Every year, cheap boyfriends remind the world that Valentines Day is a holiday created by marketers to sell greeting cards. While we’ve been busy tuning out this complaint, the marketers at Amazon recognized it for what it was: a good idea. Now on its third year, Prime Day is a holiday created by Amazon to sell, well, everything.
So far, Prime Day is an online success. It seems like every blog has a guide to the deals on display, and Twitter is alight with links to steals. We couldn’t help wondering though, is Prime Day’s online traction affecting offline sales? Are brick-and-mortar retailers losing out as customers stay home to page through deals?
With just a bit of number crunching, we had our answer: Yes, Amazon’s Prime Day spurs some shoppers to take a break from brick-and-mortar competitors.
Tipping the Scale
To understand how Prime Day is affecting offline shopping at other retailers, we did a foot-traffic analysis focusing on traffic changes from day-to-day. This approach helped us weed out any seasonal effects as we built our baseline. Since this year’s Prime Day fell on a Monday, we focused on relative traffic changes from Sunday to Tuesday. We aggregated the foot-traffic for a handful of brands, sampling the previous four non-Holiday work weeks (The July 4th holiday fell on a Tuesday this year, resulting in many getting a day off on Monday, July 3rd, which resulted in some unique shopping patterns).
So, what did we find? Amazon Prime Day does cause major hits in in-store visitation for its brick-and-mortar competitors. On any given week, foot traffic to Home Depot and Lowe’s spikes on a Monday compared to a Sunday. However, on Amazon Prime Day, weekend warriors are more inclined to buy their home-improvement needs online – leaving hardware stores with a 5 point drop in store foot traffic than normal. It’s typical for Big Box stores to see a dip in traffic on Mondays, but on Prime Day they see an additional 3-point drop.
Prime Day Caused a Significant Drop in Monday Retail Traffic
Daily Foot Traffic Relative to Sunday
*These figures show the foot-traffic changes during the Sunday – Tuesday time period for a regular week, and the week on which Prime Day fell.
Prime Day is no joke. You can see from the charts above Amazon’s holiday is chipping away at major – and longstanding – retailers.
Prime Day – although purely an online shopping experience – is clearly making its mark in the offline world, stealing in-store foot traffic that would normally occur. This disruption will likely gain more and more momentum each year, as Amazon continues to tighten its grip on competitors (think: Whole Foods acquisition) and expand its Prime membership benefits (think: The Fix brand).
And what will this mean for the current Ecommerce Big Leagues – Black Friday and Cyber Monday – which will likely be affected by ‘Holiday in July’ shopping done on Prime Day? Stay tuned for that analysis in a few months!

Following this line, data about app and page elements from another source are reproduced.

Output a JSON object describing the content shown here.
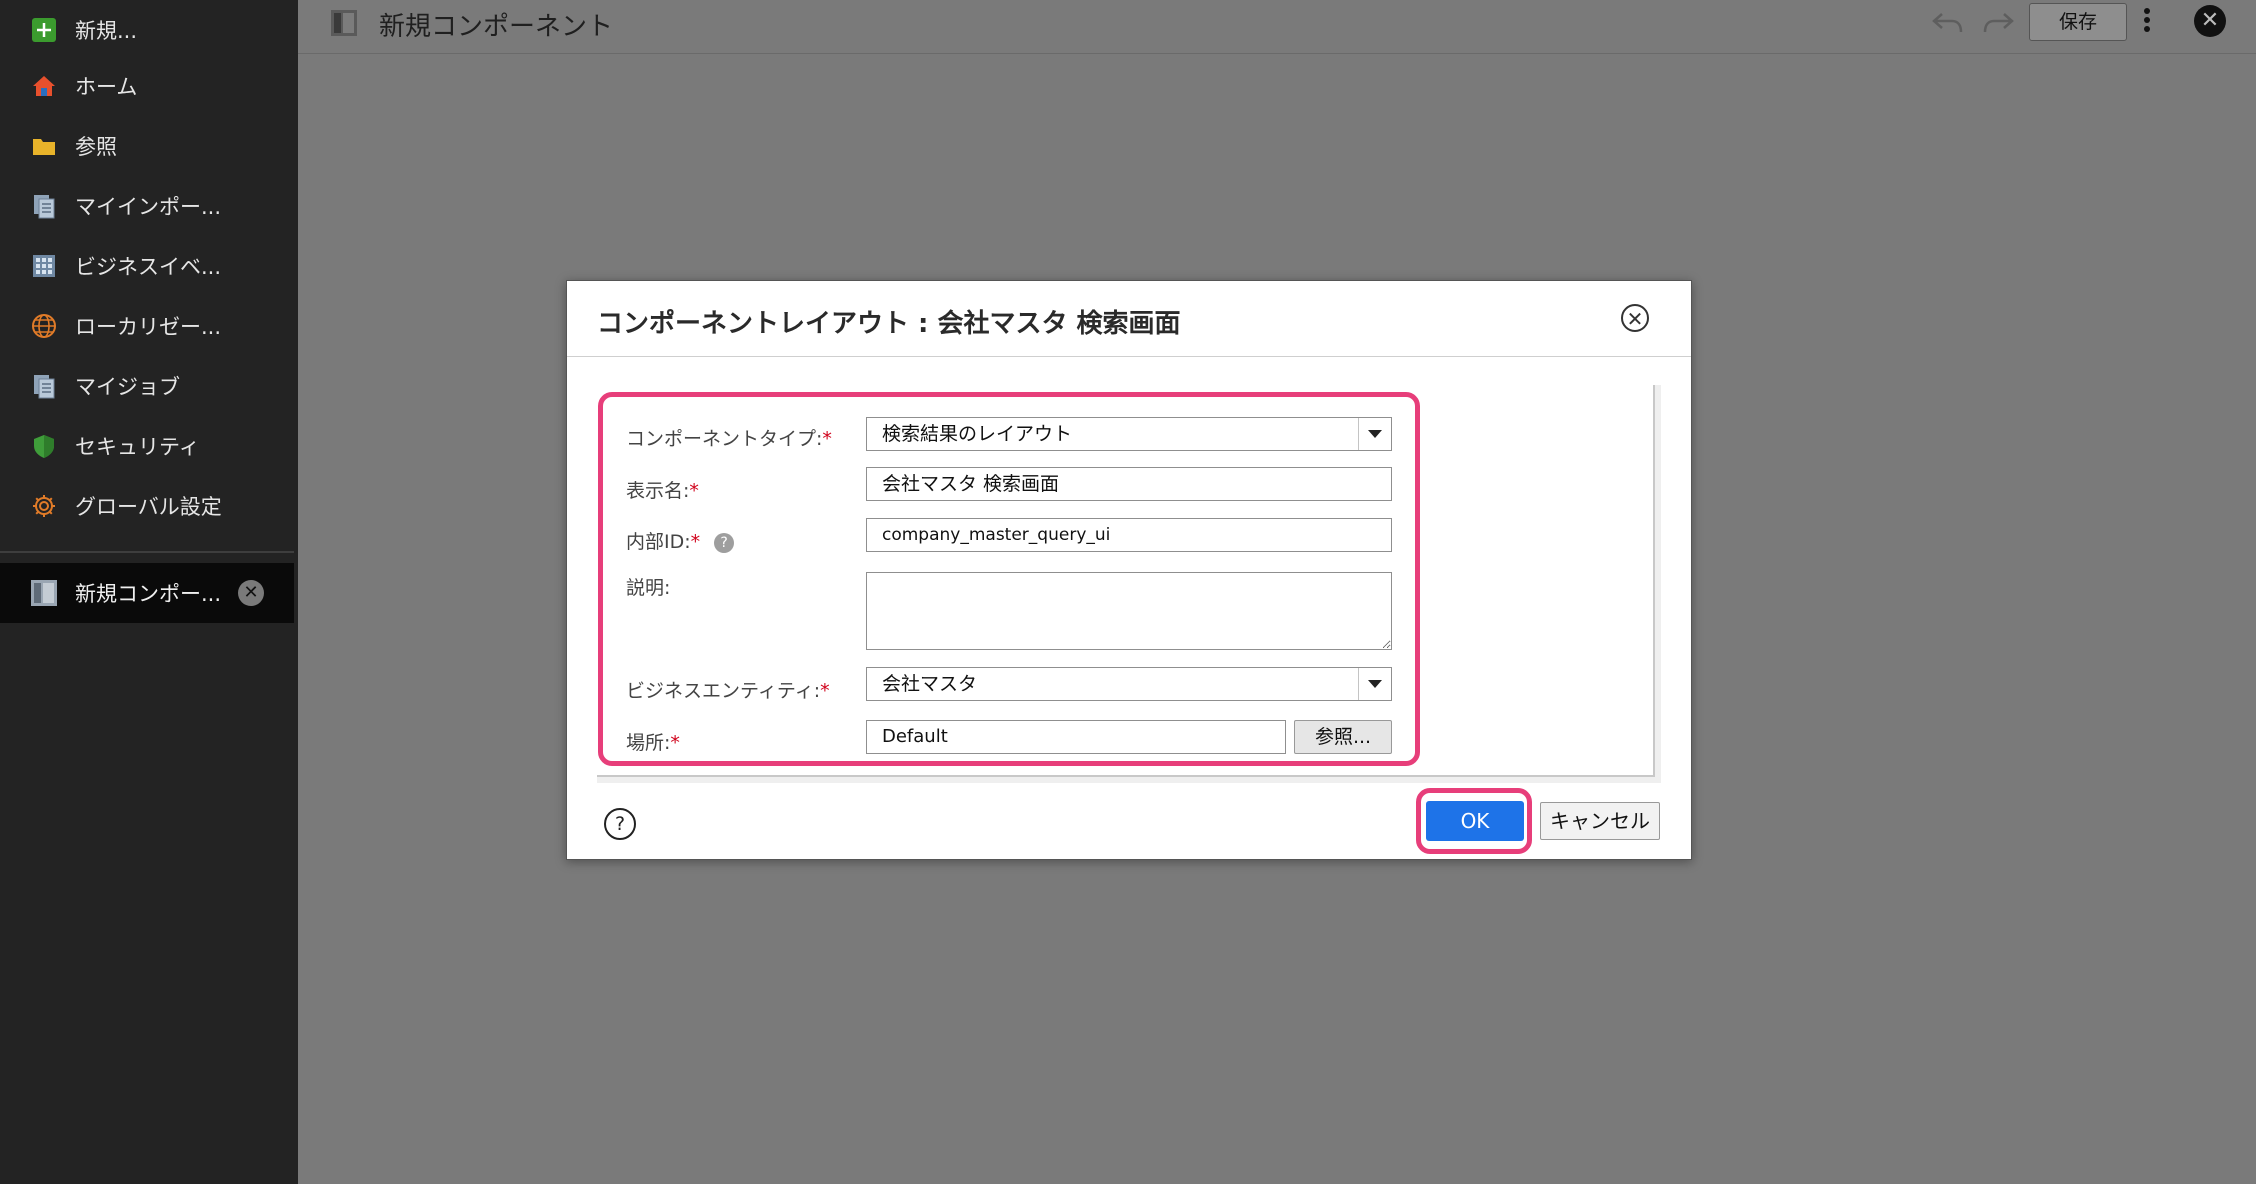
{
  "sidebar": {
    "items": [
      {
        "label": "新規...",
        "icon": "plus-icon"
      },
      {
        "label": "ホーム",
        "icon": "home-icon"
      },
      {
        "label": "参照",
        "icon": "folder-icon"
      },
      {
        "label": "マイインポー...",
        "icon": "document-icon"
      },
      {
        "label": "ビジネスイベ...",
        "icon": "grid-icon"
      },
      {
        "label": "ローカリゼー...",
        "icon": "globe-icon"
      },
      {
        "label": "マイジョブ",
        "icon": "document-icon"
      },
      {
        "label": "セキュリティ",
        "icon": "shield-icon"
      },
      {
        "label": "グローバル設定",
        "icon": "gear-icon"
      }
    ],
    "open_tab": {
      "label": "新規コンポー..."
    }
  },
  "topbar": {
    "title": "新規コンポーネント",
    "save_label": "保存"
  },
  "dialog": {
    "title": "コンポーネントレイアウト : 会社マスタ 検索画面",
    "fields": {
      "component_type": {
        "label": "コンポーネントタイプ:",
        "value": "検索結果のレイアウト"
      },
      "display_name": {
        "label": "表示名:",
        "value": "会社マスタ 検索画面"
      },
      "internal_id": {
        "label": "内部ID:",
        "value": "company_master_query_ui"
      },
      "description": {
        "label": "説明:",
        "value": ""
      },
      "business_entity": {
        "label": "ビジネスエンティティ:",
        "value": "会社マスタ"
      },
      "location": {
        "label": "場所:",
        "value": "Default",
        "browse_label": "参照..."
      }
    },
    "required_mark": "*",
    "help_mark": "?",
    "ok_label": "OK",
    "cancel_label": "キャンセル"
  },
  "colors": {
    "sidebar_bg": "#232323",
    "overlay_bg": "#7a7a7a",
    "primary": "#1e73e8",
    "highlight": "#e73e7a",
    "required": "#d0021b"
  }
}
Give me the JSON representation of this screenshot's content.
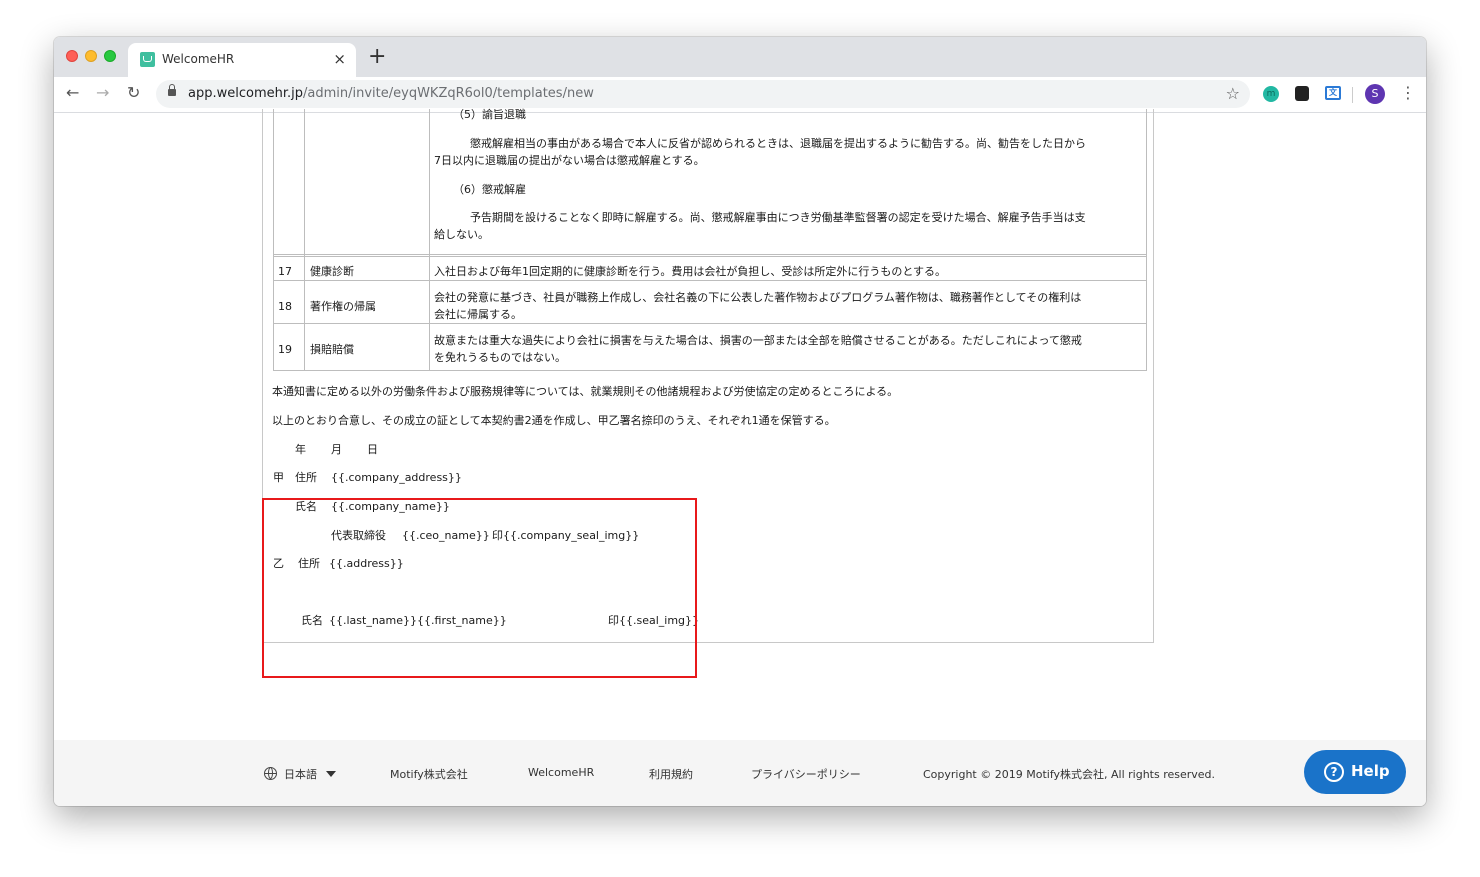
{
  "browser": {
    "tab_title": "WelcomeHR",
    "tab_close": "×",
    "new_tab": "+",
    "url_host": "app.welcomehr.jp",
    "url_path": "/admin/invite/eyqWKZqR6ol0/templates/new",
    "profile_initial": "S",
    "back": "←",
    "forward": "→",
    "reload": "↻",
    "bookmark": "☆",
    "menu": "⋮"
  },
  "document": {
    "clause_16_items": [
      {
        "heading": "（5）諭旨退職",
        "body_line1": "懲戒解雇相当の事由がある場合で本人に反省が認められるときは、退職届を提出するように勧告する。尚、勧告をした日から",
        "body_line2": "7日以内に退職届の提出がない場合は懲戒解雇とする。"
      },
      {
        "heading": "（6）懲戒解雇",
        "body_line1": "予告期間を設けることなく即時に解雇する。尚、懲戒解雇事由につき労働基準監督署の認定を受けた場合、解雇予告手当は支",
        "body_line2": "給しない。"
      }
    ],
    "rows": [
      {
        "no": "17",
        "title": "健康診断",
        "line1": "入社日および毎年1回定期的に健康診断を行う。費用は会社が負担し、受診は所定外に行うものとする。",
        "line2": ""
      },
      {
        "no": "18",
        "title": "著作権の帰属",
        "line1": "会社の発意に基づき、社員が職務上作成し、会社名義の下に公表した著作物およびプログラム著作物は、職務著作としてその権利は",
        "line2": "会社に帰属する。"
      },
      {
        "no": "19",
        "title": "損賠賠償",
        "line1": "故意または重大な過失により会社に損害を与えた場合は、損害の一部または全部を賠償させることがある。ただしこれによって懲戒",
        "line2": "を免れうるものではない。"
      }
    ],
    "para1": "本通知書に定める以外の労働条件および服務規律等については、就業規則その他諸規程および労使協定の定めるところによる。",
    "para2": "以上のとおり合意し、その成立の証として本契約書2通を作成し、甲乙署名捺印のうえ、それぞれ1通を保管する。",
    "date_line": {
      "year": "年",
      "month": "月",
      "day": "日"
    },
    "signatures": {
      "party_a": "甲",
      "address_label": "住所",
      "company_address": "{{.company_address}}",
      "name_label": "氏名",
      "company_name": "{{.company_name}}",
      "ceo_title": "代表取締役",
      "ceo_name": "{{.ceo_name}}",
      "company_seal": "印{{.company_seal_img}}",
      "party_b": "乙",
      "address_b_label": "住所",
      "address": "{{.address}}",
      "name_b_label": "氏名",
      "person_name": "{{.last_name}}{{.first_name}}",
      "seal": "印{{.seal_img}}"
    }
  },
  "footer": {
    "language": "日本語",
    "links": [
      "Motify株式会社",
      "WelcomeHR",
      "利用規約",
      "プライバシーポリシー"
    ],
    "copyright": "Copyright © 2019 Motify株式会社, All rights reserved.",
    "help": "Help"
  },
  "colors": {
    "highlight": "#e8191b",
    "help_button": "#1a73c9"
  }
}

So, what have we learned from Prime Day as we currently know it? Amazon is a retail behemoth that has turned the act of shopping on its head time and time again. And they are still getting started.
For more cool stories like this, check out our Location Data Spotlight blog series.